1959 — The Boston Celtics beat the Minneapolis Lakers 173-139 as seven NBA records fall. The Celtics set records for most points (179), most points in a half (90), most points in a quarter (52) and most field goals (72). Boston’s Tom Heinsohn leads all scorers with 43 points and Bob Cousy adds 31 while setting an NBA record with 28 assists.

1966 — Richard Petty wins the rain-shortened Daytona 500 by more than a lap at a speed of 160.927 mph. Petty holds the lead for the last 212 miles of the scheduled 500-mile event, which is called five miles from the finish. Cale Yarborough finishes second.

1977 — Stan Mikita of the Chicago Blackhawks scores his 500th goal in a 4-3 loss to the Vancouver Canucks.

1982 — Florida apprentice Mary Russ becomes the first female jockey to win a Grade I stakes in North America when she captures the Widener Handicap aboard Lord Darnley at Hialeah (Fla.) Park.

1992 — Prairie View sets an NCAA Division I record for most defeats in a season with a 112-79 loss to Mississippi Valley State in the first round of the Southwestern Athletic Conference tournament. Prairie View’s 0-28 mark breaks the record of 27 losses shared by four teams.

1994 — Sweden wins its first hockey gold medal, defeating Canada 3-2 in the first shootout for a championship at the Winter Olympics in Lillehammer, Norway.

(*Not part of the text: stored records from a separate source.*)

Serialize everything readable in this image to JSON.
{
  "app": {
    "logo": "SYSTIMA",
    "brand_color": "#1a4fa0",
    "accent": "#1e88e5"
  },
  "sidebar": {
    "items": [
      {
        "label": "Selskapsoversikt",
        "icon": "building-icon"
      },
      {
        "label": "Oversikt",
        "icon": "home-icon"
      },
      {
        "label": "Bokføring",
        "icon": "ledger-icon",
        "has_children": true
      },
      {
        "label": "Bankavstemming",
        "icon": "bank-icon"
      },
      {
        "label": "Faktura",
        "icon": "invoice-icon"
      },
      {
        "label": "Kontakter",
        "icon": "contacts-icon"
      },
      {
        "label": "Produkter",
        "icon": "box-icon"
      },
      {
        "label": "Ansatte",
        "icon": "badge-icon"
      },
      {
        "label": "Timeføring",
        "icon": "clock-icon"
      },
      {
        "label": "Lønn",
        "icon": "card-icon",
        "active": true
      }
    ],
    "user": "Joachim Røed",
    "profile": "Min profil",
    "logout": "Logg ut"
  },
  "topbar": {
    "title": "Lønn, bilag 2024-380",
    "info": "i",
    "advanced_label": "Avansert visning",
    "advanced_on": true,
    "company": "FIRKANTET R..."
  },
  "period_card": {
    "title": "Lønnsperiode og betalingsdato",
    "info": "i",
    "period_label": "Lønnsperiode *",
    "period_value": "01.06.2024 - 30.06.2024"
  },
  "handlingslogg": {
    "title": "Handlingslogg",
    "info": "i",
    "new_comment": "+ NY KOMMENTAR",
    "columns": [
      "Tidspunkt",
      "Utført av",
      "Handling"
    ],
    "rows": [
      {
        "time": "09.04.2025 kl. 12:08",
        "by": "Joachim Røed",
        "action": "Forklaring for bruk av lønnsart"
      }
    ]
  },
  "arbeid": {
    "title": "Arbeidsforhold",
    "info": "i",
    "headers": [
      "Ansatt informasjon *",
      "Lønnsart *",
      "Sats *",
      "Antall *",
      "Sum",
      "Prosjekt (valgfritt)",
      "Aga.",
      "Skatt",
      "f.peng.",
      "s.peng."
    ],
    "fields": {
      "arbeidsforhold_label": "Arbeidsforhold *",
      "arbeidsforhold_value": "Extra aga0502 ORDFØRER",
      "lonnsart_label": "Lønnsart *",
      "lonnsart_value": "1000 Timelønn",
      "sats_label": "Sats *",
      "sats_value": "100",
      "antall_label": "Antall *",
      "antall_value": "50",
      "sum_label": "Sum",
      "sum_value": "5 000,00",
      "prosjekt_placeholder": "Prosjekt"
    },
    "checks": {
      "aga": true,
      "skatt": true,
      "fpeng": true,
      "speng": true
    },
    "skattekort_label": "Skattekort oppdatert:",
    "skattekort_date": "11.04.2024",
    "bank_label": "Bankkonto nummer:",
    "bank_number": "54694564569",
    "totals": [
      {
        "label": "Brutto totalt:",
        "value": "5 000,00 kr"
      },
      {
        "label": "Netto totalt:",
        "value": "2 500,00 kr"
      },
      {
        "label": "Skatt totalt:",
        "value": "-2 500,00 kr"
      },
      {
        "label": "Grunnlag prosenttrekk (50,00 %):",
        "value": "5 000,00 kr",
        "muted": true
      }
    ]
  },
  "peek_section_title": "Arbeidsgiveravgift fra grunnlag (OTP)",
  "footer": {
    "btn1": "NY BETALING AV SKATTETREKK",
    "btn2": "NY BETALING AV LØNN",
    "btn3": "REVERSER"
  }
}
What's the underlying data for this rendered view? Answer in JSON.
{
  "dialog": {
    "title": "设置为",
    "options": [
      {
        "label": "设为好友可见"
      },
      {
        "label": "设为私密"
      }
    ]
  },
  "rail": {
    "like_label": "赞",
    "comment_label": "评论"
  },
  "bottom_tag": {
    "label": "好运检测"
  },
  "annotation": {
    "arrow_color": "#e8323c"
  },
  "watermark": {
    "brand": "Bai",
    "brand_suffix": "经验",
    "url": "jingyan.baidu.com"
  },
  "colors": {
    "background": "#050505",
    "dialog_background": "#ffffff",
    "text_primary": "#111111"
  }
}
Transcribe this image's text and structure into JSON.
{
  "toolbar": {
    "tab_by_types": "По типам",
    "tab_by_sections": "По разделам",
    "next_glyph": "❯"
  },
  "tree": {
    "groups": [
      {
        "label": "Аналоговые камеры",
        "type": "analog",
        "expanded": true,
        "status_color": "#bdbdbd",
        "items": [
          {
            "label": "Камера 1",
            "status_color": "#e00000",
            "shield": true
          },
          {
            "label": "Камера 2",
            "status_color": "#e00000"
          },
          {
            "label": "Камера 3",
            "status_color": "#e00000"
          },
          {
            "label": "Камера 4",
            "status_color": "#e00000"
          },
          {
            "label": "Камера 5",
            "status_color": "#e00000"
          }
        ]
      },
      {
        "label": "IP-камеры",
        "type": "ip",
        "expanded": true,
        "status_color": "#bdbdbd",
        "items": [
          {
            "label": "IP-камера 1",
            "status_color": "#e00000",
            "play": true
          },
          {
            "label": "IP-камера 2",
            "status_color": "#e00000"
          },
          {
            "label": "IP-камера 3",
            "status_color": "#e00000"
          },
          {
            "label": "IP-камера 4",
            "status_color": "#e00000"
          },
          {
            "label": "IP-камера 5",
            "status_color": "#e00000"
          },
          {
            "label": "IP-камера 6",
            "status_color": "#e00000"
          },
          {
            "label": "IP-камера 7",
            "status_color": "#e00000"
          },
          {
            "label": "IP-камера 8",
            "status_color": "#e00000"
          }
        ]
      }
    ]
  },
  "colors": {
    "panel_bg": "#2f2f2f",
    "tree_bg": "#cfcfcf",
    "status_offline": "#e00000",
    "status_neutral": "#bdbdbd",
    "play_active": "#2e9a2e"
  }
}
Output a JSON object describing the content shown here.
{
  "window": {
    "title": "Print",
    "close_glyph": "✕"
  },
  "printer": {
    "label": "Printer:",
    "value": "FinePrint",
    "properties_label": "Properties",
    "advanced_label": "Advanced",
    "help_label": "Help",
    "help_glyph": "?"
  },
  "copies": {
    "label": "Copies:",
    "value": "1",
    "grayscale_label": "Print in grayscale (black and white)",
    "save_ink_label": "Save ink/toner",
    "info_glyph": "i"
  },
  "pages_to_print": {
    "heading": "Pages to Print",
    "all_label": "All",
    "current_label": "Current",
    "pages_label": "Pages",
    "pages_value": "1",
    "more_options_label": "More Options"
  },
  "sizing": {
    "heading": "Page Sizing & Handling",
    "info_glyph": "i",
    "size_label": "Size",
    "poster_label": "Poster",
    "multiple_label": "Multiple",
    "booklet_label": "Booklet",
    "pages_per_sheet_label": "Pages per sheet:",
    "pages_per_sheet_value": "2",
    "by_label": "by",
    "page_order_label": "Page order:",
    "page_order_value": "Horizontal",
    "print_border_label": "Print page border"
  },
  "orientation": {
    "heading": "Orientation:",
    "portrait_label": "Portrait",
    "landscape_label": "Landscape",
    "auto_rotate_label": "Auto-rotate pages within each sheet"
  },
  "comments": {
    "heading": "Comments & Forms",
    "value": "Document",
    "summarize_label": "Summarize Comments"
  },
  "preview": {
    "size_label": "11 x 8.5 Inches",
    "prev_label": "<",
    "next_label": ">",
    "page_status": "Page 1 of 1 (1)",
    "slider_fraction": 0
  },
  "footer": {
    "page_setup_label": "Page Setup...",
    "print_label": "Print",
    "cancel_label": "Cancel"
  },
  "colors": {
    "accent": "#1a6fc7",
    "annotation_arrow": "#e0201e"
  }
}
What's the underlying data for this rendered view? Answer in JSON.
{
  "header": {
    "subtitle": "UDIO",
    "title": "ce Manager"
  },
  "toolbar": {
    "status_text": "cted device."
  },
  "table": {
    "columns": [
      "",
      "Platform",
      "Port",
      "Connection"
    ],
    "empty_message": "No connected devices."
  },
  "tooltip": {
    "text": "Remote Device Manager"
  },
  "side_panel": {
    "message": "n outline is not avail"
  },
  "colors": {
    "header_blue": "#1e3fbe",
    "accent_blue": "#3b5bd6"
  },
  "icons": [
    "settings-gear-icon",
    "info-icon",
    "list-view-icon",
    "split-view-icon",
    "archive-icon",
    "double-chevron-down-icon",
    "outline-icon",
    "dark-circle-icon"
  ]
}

Canada is 1:49 away from its first championship in 42 years when Magnus Svensson’s power-play goal ties it at 2. Paul Kariya’s shot is stopped by Sweden’s Tommy Salo after Peter Forsberg puts Sweden ahead on his team’s seventh shot.

1998 — Indiana’s 124-59 victory over Portland marks the first time in the NBA’s 51-year history that one team scores more than twice as many points as the other.

2005 — David Toms delivers the most dominant performance in the seven-year history of the Match Play Championship, winning eight out of nine holes to put away Chris DiMarco with the largest margin of victory in the 36-hole final. The score 6 and 5, could have been much worse as Toms was 9 up at one point.

2006 — Effa Manley is the first woman elected to the baseball Hall of Fame. The former Newark Eagles co-owner is among 17 people from the Negro Leagues and pre-Negro Leagues chosen by a special committee.

2010 — Steven Holcomb drives USA-1 to the Olympic gold medal in four-man bobsledding, ending a 62-year drought for the Americans in the event. Holcomb’s four-run time was 3:24.46, with Justin Olsen, Steve Mesler and Curt Tomasevicz pushing for him.

2015 — Travis Kvapil’s NASCAR Sprint Cup car is stolen early in the day from a hotel parking lot, forcing him to withdraw from a race at Atlanta Motor Speedway. The team didn’t have a backup car in Atlanta, so it’s forced to drop out when the stolen machine couldn’t be located in time for NASCAR’s mandatory inspection.

Supplied by the Associated Press

And finally

The U.S. wins gold in four-man bobsledding at the 2010 Olympics. Watch and listen here.

Until next time...

That concludes today’s newsletter. If you have any feedback, ideas for improvement or things you’d like to see, email me at, and follow me on Twitter at @latimeshouston. To get this newsletter in your inbox, click here.